A new national study of elder abuse has found that more than half of staff in nursing homes have observed neglect of residents.
The research was carried out by the National Centre for the Protection of Older People at University College Dublin.
Over one in four employees said they had seen psychological abuse taking place, while one in eight had observed physical abuse.
The most frequent forms of physical abuse were restraining a patient unnecessarily and pushing, grabbing, shoving or pinching.
Psychological abuse consisted of shouting, insulting or swearing at residents.
A small number of staff, 1.2%, had seen another employee taking valuables from a resident.
Over 1,300 nurses and healthcare assistants in 64 nursing homes around the country were surveyed.

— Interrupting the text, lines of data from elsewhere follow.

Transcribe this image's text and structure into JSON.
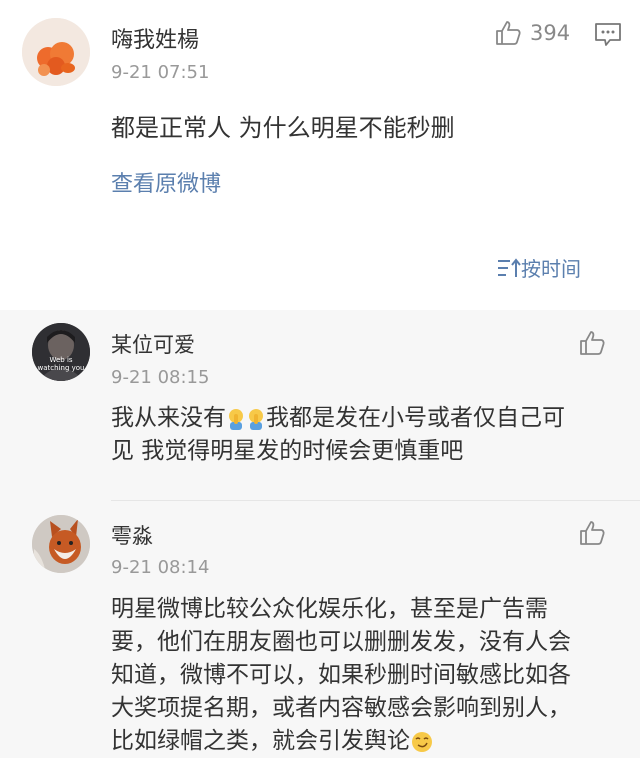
{
  "post": {
    "author": "嗨我姓楊",
    "time": "9-21 07:51",
    "text": "都是正常人 为什么明星不能秒删",
    "view_original": "查看原微博",
    "likes": "394",
    "sort_label": "按时间"
  },
  "comments": [
    {
      "author": "某位可爱",
      "avatar_text": "Web is watching you",
      "time": "9-21 08:15",
      "lines": [
        "我从来没有",
        "我都是发在小号或者仅自己可",
        "见 我觉得明星发的时候会更慎重吧"
      ]
    },
    {
      "author": "雩淼",
      "time": "9-21 08:14",
      "lines": [
        "明星微博比较公众化娱乐化，甚至是广告需",
        "要，他们在朋友圈也可以删删发发，没有人会",
        "知道，微博不可以，如果秒删时间敏感比如各",
        "大奖项提名期，或者内容敏感会影响到别人，",
        "比如绿帽之类，就会引发舆论"
      ]
    }
  ],
  "icons": [
    "thumbs-up-icon",
    "comment-icon",
    "sort-icon",
    "facepalm-emoji",
    "smirk-emoji"
  ]
}
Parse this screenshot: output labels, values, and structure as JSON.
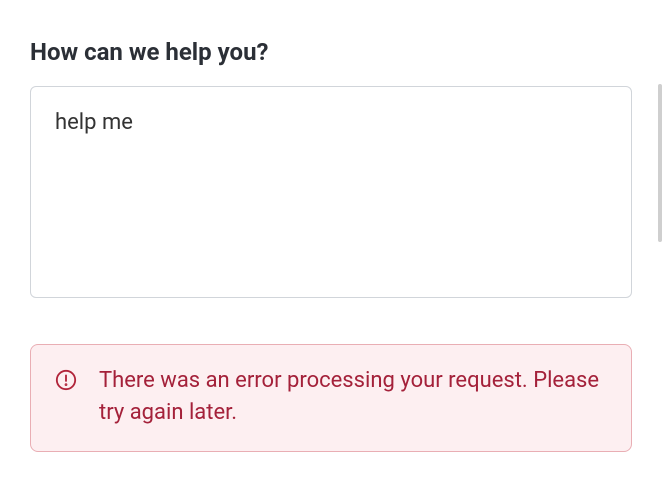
{
  "form": {
    "heading": "How can we help you?",
    "textarea_value": "help me",
    "textarea_placeholder": ""
  },
  "alert": {
    "message": "There was an error processing your request. Please try again later.",
    "icon": "alert-circle-icon",
    "color": "#b1243a",
    "background": "#fdeff1"
  }
}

The report's lead author Dr Jonathan Drennan of the UCD School of Nursing, Midwifery and Health Systems said Ireland compared well with similar international studies, reporting a lower level of elder abuse.
Speaking on RTÉ's News at One, Dr Drennan said the figures highlight that initiatives are needed to reduce practices that lead to abuse.
He said staff had observed a range of abuses take place in nursing homes.
"If we look at physical, the most prevalent was restraining a resident beyond what was needed at the time, or the use of restraints.
"In a very, very small number of cases staff reported they had observed a member of staff slap or hit a resident," he said.